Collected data
#####
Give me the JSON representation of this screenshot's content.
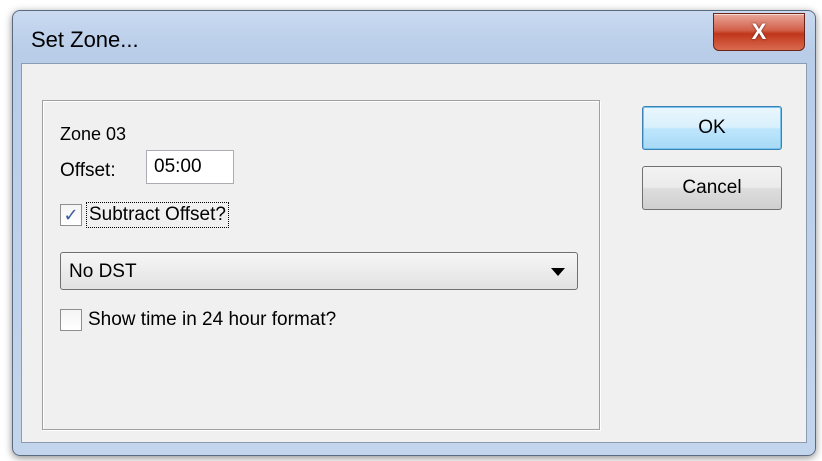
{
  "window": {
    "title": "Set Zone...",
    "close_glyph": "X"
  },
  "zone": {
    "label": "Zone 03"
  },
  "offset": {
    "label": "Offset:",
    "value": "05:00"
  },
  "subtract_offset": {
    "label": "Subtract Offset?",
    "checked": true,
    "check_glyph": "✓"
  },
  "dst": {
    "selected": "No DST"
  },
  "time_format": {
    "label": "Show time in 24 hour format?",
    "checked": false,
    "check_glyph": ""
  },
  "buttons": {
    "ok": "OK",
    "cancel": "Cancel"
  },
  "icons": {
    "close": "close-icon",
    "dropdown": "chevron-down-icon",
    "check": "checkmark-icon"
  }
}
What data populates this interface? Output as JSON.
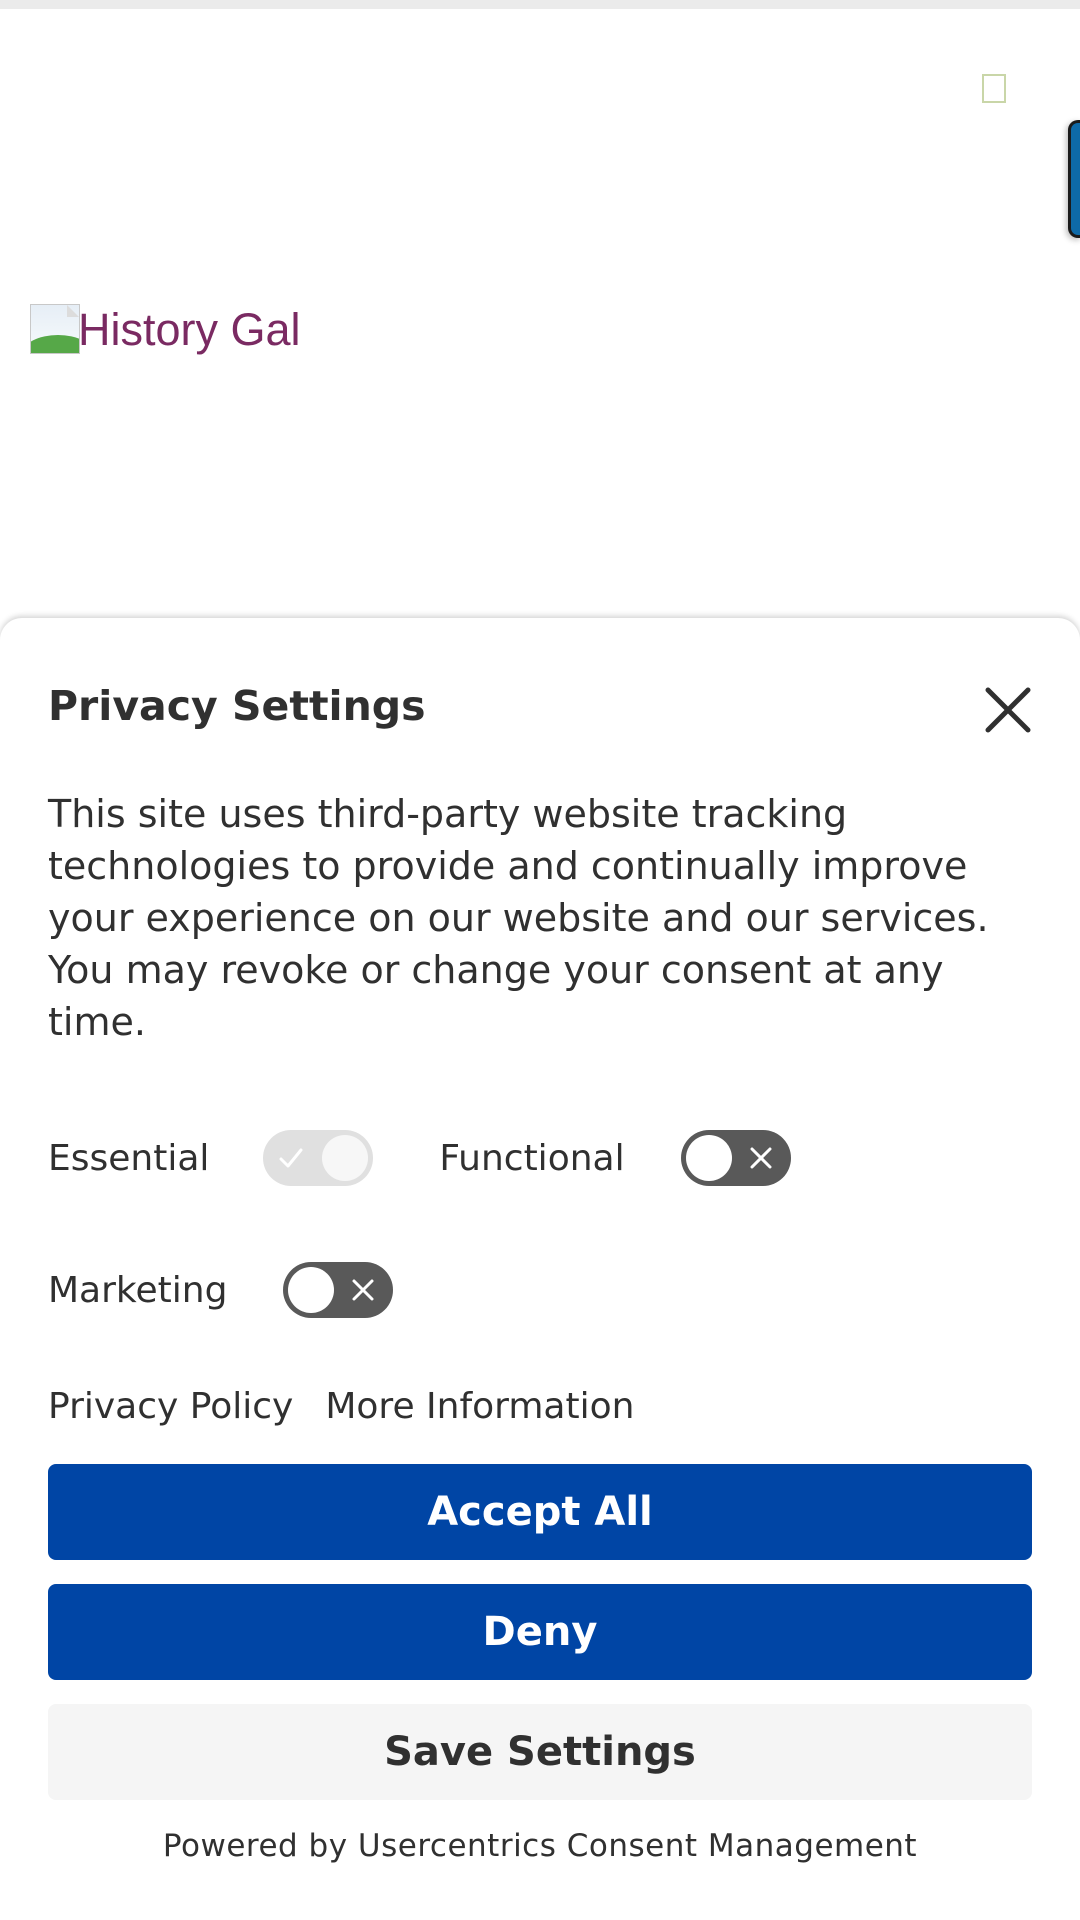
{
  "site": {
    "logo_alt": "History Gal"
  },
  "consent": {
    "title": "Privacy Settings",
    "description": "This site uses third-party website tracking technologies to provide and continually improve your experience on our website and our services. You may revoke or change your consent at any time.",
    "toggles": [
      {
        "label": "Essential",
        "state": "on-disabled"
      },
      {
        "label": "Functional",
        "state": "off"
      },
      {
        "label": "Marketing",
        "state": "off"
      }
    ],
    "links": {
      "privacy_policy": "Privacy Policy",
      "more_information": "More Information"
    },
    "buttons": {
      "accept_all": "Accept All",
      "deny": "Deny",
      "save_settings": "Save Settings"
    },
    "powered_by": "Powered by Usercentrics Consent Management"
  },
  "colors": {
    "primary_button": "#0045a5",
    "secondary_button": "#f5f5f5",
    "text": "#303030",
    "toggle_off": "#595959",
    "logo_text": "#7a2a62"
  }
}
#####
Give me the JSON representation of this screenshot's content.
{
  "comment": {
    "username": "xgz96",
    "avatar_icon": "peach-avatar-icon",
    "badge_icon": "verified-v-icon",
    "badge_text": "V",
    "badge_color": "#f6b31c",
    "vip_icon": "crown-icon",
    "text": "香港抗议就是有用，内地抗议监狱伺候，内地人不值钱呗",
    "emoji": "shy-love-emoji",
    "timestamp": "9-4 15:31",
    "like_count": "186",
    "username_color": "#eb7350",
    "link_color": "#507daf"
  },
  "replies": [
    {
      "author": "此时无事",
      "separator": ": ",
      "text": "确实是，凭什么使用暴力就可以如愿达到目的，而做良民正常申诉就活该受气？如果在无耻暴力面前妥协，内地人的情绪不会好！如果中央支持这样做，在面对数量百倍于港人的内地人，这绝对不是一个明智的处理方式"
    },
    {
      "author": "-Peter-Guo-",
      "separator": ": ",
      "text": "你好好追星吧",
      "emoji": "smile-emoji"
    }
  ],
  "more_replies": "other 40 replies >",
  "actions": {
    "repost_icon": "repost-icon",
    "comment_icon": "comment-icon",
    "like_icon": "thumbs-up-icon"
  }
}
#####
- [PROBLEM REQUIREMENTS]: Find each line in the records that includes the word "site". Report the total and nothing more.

- [EXPECTED ANSWER]: 2